[Data about app and page elements]

- - - - - - -

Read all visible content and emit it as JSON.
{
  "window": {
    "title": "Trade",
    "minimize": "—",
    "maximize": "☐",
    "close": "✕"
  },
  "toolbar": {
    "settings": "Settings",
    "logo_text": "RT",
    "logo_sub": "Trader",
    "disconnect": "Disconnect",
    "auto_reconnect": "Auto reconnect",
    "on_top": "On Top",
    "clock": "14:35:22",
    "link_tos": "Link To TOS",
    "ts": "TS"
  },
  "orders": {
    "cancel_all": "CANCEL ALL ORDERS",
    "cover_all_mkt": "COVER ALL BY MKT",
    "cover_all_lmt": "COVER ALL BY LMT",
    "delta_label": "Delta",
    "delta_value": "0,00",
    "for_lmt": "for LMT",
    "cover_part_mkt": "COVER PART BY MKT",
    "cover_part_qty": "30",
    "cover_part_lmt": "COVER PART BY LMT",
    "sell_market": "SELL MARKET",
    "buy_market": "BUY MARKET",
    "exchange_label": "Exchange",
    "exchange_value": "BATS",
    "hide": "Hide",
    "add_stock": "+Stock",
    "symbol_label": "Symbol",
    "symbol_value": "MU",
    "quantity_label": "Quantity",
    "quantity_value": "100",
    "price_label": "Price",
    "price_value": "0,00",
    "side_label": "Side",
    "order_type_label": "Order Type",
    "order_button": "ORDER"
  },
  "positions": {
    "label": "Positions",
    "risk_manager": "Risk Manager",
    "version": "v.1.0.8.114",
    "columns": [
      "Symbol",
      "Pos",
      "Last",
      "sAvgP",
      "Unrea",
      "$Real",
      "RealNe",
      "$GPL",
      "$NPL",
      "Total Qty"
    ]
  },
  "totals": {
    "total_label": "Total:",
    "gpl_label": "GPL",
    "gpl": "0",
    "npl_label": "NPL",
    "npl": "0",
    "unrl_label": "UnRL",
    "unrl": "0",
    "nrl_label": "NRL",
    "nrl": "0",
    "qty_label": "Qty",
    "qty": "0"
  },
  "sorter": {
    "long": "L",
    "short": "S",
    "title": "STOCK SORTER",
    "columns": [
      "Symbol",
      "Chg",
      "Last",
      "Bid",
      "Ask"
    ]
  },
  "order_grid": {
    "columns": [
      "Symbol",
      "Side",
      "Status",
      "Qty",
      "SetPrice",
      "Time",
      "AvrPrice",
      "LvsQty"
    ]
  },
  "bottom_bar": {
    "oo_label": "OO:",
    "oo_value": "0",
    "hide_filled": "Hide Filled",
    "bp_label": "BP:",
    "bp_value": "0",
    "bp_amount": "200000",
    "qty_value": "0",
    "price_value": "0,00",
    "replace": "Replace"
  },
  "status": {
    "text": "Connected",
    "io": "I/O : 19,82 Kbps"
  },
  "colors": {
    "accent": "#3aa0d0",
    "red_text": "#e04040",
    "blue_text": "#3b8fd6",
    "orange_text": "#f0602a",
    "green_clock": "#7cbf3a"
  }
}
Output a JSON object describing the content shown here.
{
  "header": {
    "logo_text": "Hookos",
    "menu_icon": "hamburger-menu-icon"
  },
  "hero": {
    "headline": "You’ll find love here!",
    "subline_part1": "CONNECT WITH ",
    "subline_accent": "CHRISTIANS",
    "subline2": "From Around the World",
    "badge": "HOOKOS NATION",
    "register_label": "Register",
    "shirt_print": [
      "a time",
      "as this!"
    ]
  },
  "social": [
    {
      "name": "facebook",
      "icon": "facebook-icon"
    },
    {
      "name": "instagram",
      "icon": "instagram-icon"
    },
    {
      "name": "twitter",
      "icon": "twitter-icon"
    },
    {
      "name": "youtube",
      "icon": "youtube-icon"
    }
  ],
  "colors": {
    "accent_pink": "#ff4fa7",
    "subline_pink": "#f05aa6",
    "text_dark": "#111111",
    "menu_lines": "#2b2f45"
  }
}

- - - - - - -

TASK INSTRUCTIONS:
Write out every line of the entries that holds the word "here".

SOLUTION TO THIS EXERCISE:
Output a JSON object describing the content shown here.
    "headline": "You’ll find love here!",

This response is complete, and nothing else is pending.